* [EXERCISE INPUTS]:

---

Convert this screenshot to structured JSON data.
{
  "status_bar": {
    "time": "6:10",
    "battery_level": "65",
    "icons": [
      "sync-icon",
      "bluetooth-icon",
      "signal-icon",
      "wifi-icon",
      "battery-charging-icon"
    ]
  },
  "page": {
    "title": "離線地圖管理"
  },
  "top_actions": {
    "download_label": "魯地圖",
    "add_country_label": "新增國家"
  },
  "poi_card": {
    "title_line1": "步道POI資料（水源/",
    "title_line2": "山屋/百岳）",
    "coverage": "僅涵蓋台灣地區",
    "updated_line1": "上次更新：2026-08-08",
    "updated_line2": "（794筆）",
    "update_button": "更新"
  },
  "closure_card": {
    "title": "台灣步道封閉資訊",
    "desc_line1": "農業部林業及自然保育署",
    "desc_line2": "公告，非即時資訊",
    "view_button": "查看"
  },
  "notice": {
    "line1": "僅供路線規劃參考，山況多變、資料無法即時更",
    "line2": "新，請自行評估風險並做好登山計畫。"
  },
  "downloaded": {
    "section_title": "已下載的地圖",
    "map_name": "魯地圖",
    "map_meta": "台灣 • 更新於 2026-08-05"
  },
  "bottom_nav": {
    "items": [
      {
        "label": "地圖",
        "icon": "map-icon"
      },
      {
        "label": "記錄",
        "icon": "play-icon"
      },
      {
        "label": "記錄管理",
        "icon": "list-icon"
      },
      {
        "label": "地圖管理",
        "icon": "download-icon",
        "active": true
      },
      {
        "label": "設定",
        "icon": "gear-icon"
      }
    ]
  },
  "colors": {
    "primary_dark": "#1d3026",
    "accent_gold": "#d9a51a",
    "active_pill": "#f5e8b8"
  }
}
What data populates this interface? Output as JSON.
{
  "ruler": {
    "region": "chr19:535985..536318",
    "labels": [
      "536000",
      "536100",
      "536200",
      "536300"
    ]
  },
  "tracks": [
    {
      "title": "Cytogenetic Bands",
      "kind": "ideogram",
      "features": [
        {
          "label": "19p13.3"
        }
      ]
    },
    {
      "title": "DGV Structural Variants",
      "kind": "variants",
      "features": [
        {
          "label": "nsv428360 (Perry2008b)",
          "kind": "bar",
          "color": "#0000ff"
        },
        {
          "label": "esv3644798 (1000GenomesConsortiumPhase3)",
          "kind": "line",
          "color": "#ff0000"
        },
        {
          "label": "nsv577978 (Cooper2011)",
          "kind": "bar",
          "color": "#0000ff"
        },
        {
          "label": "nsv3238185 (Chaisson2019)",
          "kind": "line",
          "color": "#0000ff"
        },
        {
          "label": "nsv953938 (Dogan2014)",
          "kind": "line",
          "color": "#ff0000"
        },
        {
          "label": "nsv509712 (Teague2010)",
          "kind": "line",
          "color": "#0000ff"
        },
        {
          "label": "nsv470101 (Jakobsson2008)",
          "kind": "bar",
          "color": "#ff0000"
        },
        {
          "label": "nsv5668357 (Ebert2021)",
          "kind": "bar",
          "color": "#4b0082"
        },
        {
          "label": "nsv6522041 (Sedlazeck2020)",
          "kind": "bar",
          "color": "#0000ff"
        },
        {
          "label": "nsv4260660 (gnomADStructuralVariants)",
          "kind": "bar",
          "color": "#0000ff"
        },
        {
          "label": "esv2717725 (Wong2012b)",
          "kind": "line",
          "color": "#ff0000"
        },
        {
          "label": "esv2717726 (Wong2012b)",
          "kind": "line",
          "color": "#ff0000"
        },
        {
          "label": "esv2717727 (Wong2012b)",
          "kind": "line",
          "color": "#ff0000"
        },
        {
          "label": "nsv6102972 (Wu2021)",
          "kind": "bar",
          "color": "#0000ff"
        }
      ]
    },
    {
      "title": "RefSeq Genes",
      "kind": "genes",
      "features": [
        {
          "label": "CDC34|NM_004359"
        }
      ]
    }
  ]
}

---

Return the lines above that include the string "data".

* [RESULT OF THE TASK]:
Convert this screenshot to structured JSON data.
What data populates this interface? Output as JSON.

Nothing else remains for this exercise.